WHAT IS NEEDED => All lines holding the word "github" are to be copied from the records beneath.
○ ○ ○ ○ ○ ○ ○
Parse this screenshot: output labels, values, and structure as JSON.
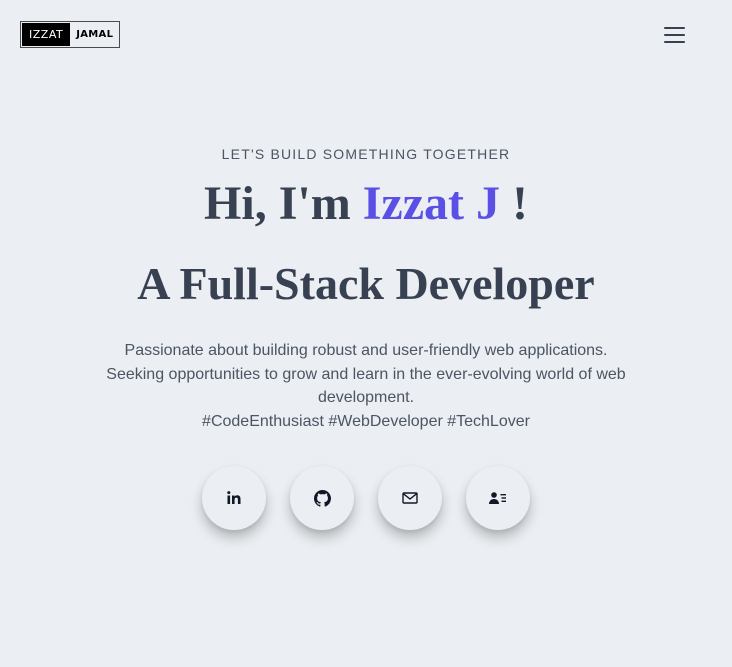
{
  "logo": {
    "left": "IZZAT",
    "right": "JAMAL"
  },
  "nav": {
    "menu_icon": "hamburger-menu-icon"
  },
  "hero": {
    "tagline": "LET'S BUILD SOMETHING TOGETHER",
    "greeting_prefix": "Hi, I'm ",
    "name": "Izzat J",
    "greeting_suffix": " !",
    "role": "A Full-Stack Developer",
    "description_line1": "Passionate about building robust and user-friendly web applications. Seeking opportunities to grow and learn in the ever-evolving world of web development.",
    "hashtags": "#CodeEnthusiast #WebDeveloper #TechLover"
  },
  "socials": [
    {
      "icon": "linkedin-icon"
    },
    {
      "icon": "github-icon"
    },
    {
      "icon": "mail-icon"
    },
    {
      "icon": "contact-card-icon"
    }
  ],
  "colors": {
    "background": "#ebeef2",
    "text": "#374151",
    "accent": "#5b50e6"
  }
}
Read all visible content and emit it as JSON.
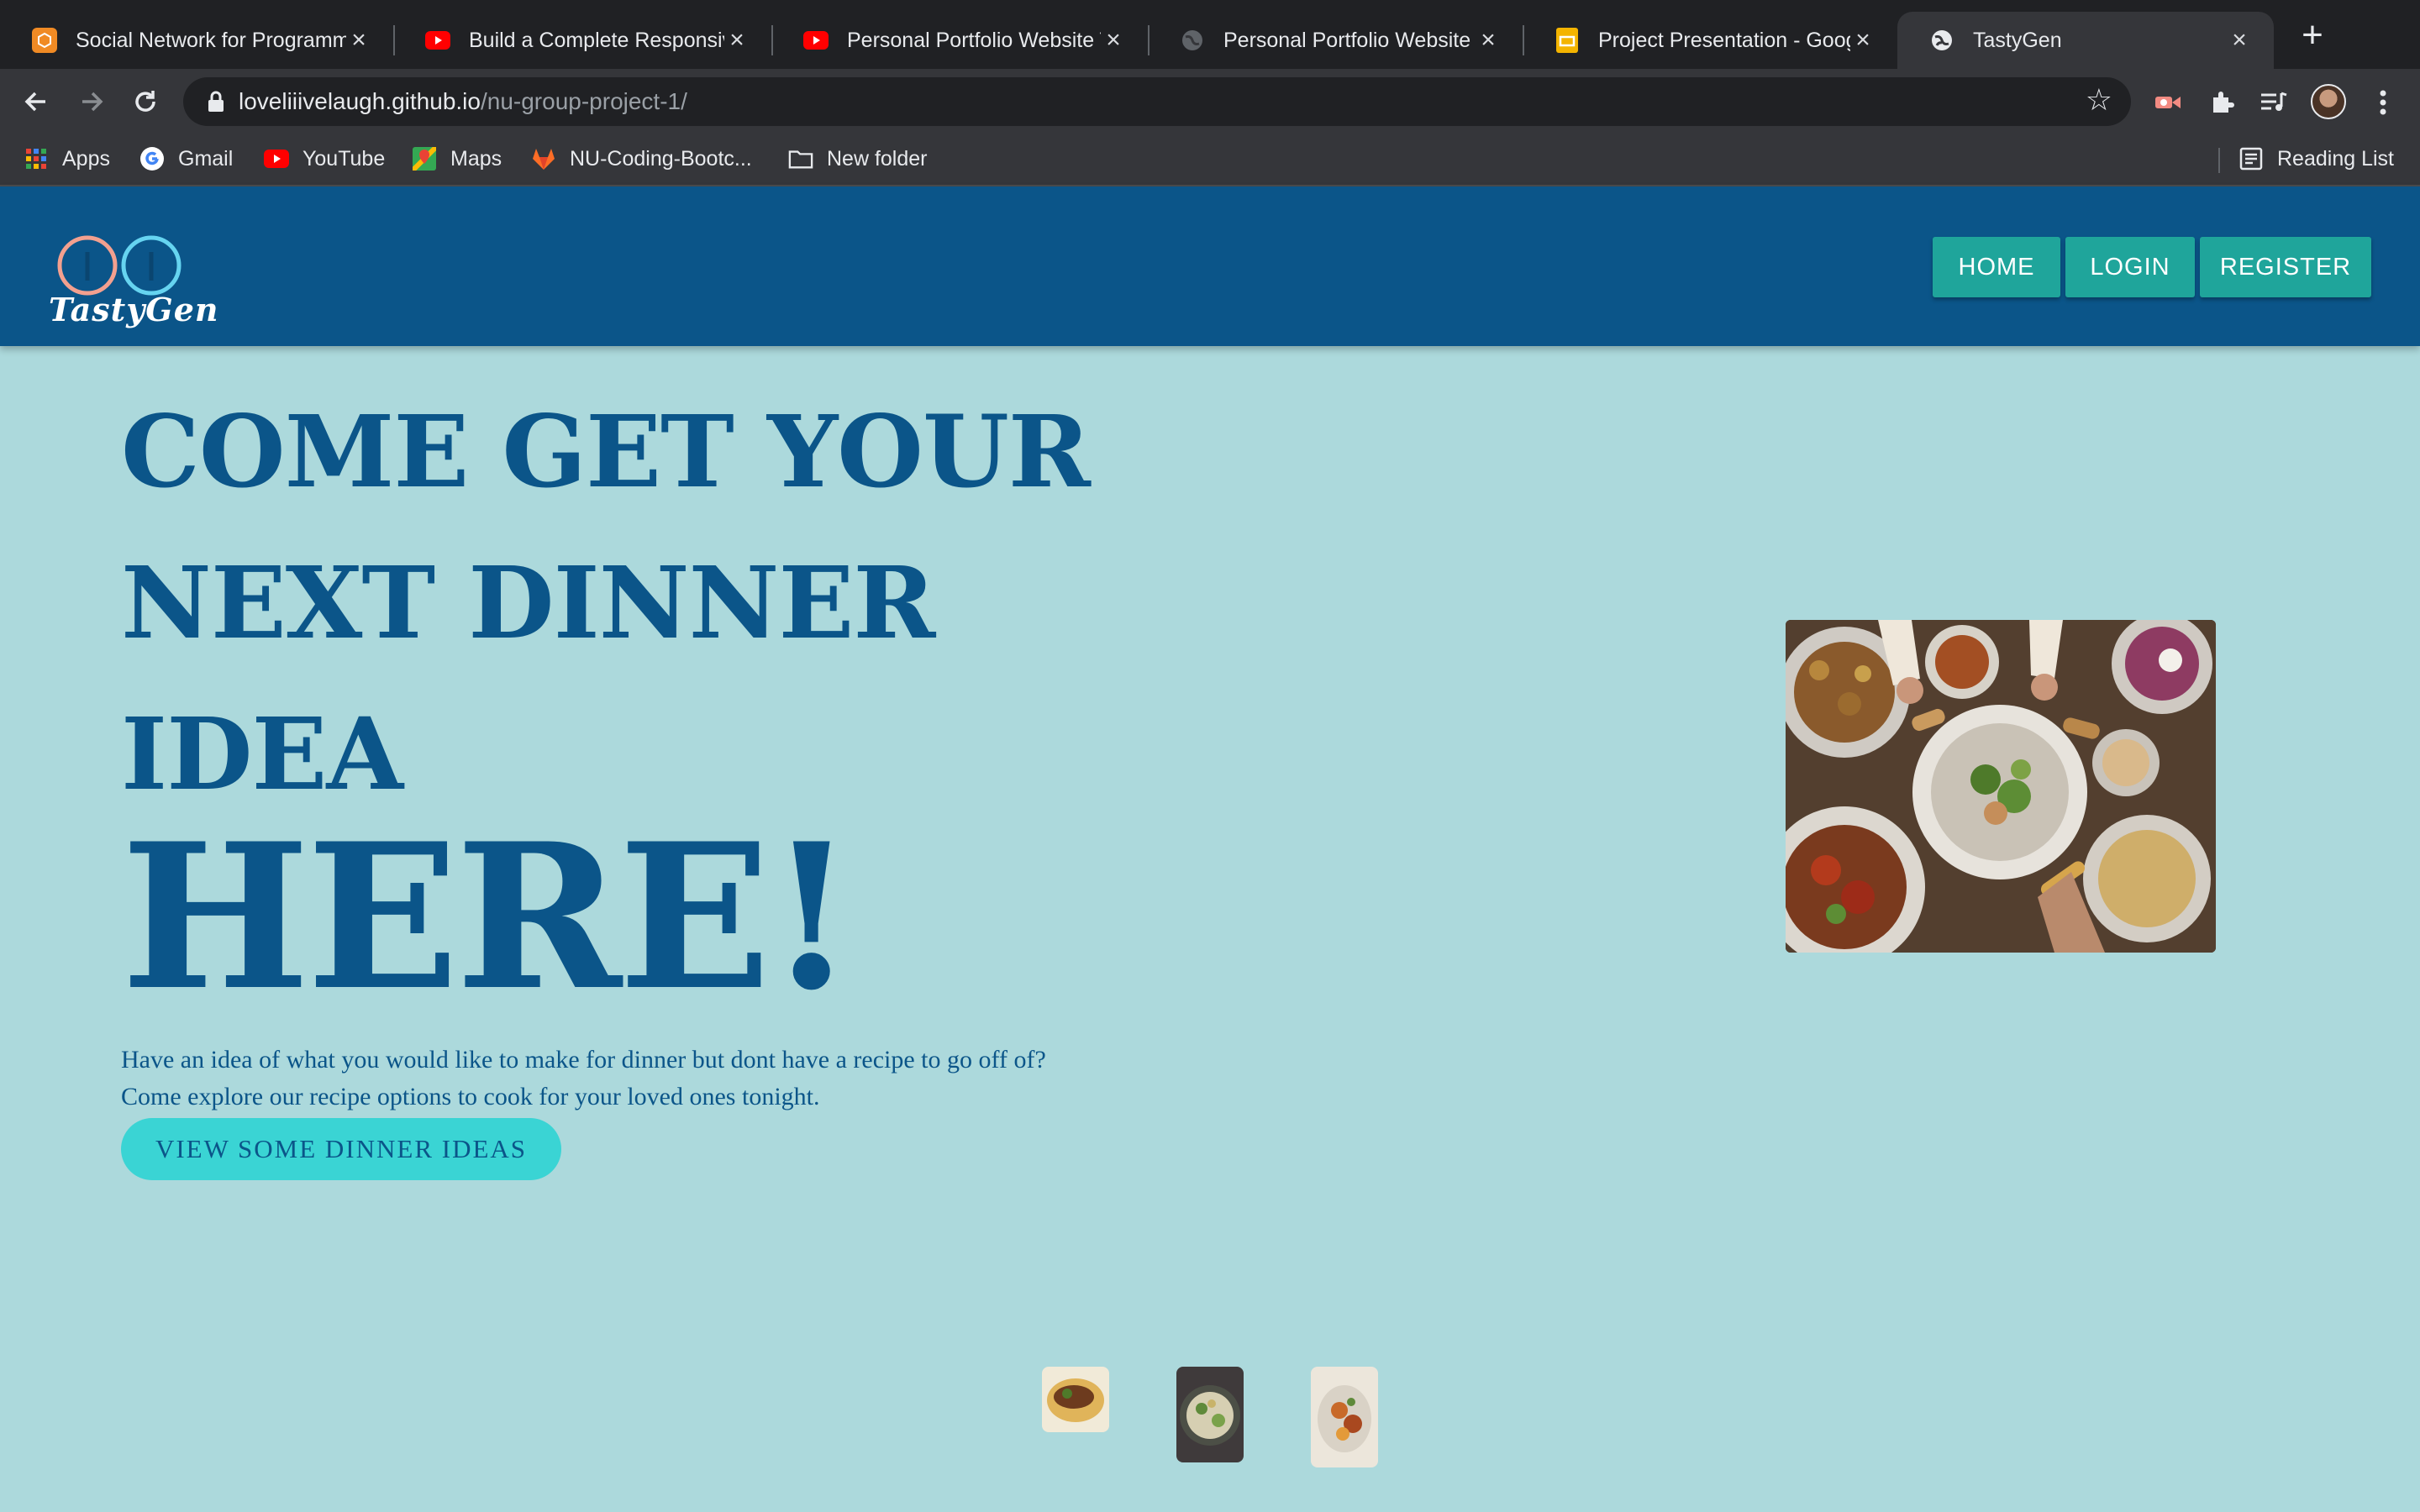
{
  "browser": {
    "tabs": [
      {
        "title": "Social Network for Programm",
        "icon": "devconnector-icon",
        "active": false
      },
      {
        "title": "Build a Complete Responsive",
        "icon": "youtube-icon",
        "active": false
      },
      {
        "title": "Personal Portfolio Website T",
        "icon": "youtube-icon",
        "active": false
      },
      {
        "title": "Personal Portfolio Website",
        "icon": "globe-icon",
        "active": false
      },
      {
        "title": "Project Presentation - Googl",
        "icon": "slides-icon",
        "active": false
      },
      {
        "title": "TastyGen",
        "icon": "globe-icon",
        "active": true
      }
    ],
    "url_domain": "loveliiivelaugh.github.io",
    "url_path": "/nu-group-project-1/",
    "bookmarks": [
      "Apps",
      "Gmail",
      "YouTube",
      "Maps",
      "NU-Coding-Bootc...",
      "New folder"
    ],
    "reading_list": "Reading List"
  },
  "site": {
    "logo_text": "TastyGen",
    "nav": [
      "HOME",
      "LOGIN",
      "REGISTER"
    ],
    "headline": [
      "COME GET YOUR",
      "NEXT DINNER",
      "IDEA",
      "HERE!"
    ],
    "intro_line1": "Have an idea of what you would like to make for dinner but dont have a recipe to go off of?",
    "intro_line2": "Come explore our recipe options to cook for your loved ones tonight.",
    "cta": "VIEW SOME DINNER IDEAS"
  },
  "colors": {
    "header_bg": "#0b5589",
    "page_bg": "#acd9dc",
    "nav_button": "#1fa59b",
    "cta_button": "#3ad4d4",
    "headline": "#0b5589"
  }
}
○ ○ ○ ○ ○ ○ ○
OUTPUT OF THE TASK =>
      "icon": "github-icon"
    "url_domain": "loveliiivelaugh.github.io",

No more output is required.